Korea also looks to fencing and wrestling to meet the 10-10 goal, expecting to win at least one gold medal in each sport. Nam Hyun-hee, a foil fencer who won a silver medal at the 2008 Beijing Games, will aim for gold medal and judoka Jung Ji-hyun, the winner of 2004 Athens Olympics, will go out to reclaim his title in the men’s 60-kilogram category. Jung finished ninth in Beijing.
Shooter Jin Jong-oh, the winner of the 50-meter pistol in Beijing, will also try to repeat his golden performance in London.
Starting with a silver medal at the 1984 Los Angeles Olympics, Korea’s women’s hockey team has earned two gold, three silvers and one bronze over the last seven Olympics and the current No. 7 team in the world will try to bring a third gold medal home.
The men’s hockey team will also look to earn its first Olympic medal since a silver medal at the 2000 Sydney Olympics.
The badminton team is aiming for two gold medals, both by Lee Yong-dae. Lee, the winner of the mixed doubles event in Beijing, will compete in the mixed doubles and men’s doubles events.
Kim Kyung-ah, ranked the world’s No. 5 female table tennis player, is Korea’s hope for a first Olympic gold medal in table tennis in eight years. The Korean table tennis team has raked in three gold, two silver and 12 bronze medals at the Olympics, the second best performance behind China, but its strength has dwindled in recent years facing the ever-increasing Chinese dominance in the sport.
In Beijing, Korea settled for two bronze medals in table tennis. Korea’s men’s team, composed of Ryu Seung-min, Oh Sang-eun and Joo Sae-hyuk, is also expected to vie for a gold medal with China in the men’s group competition.
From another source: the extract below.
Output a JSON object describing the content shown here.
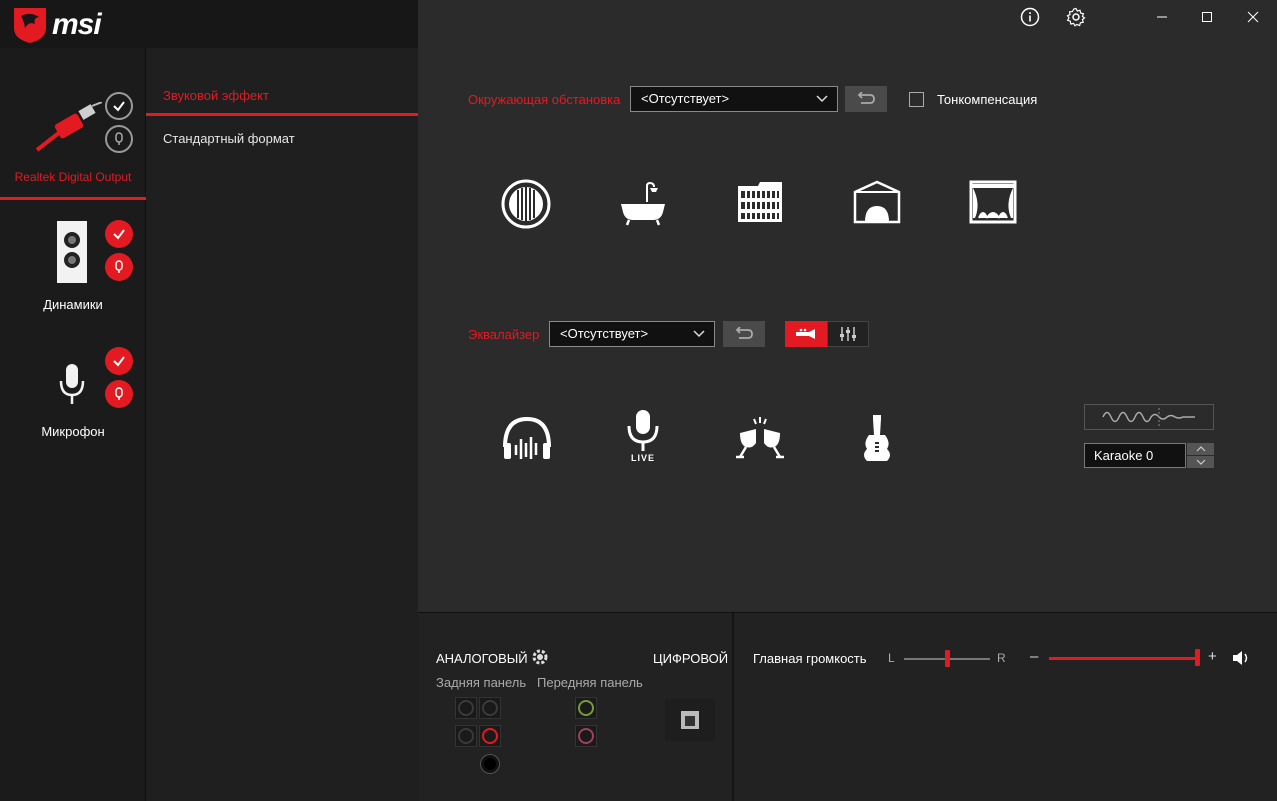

Jang Mi-ran, the winner of the women’s weightlifting at Beijing, is bidding to defend her title despite concerns over her physical condition.
By Moon Gwang-lip [email@example.com]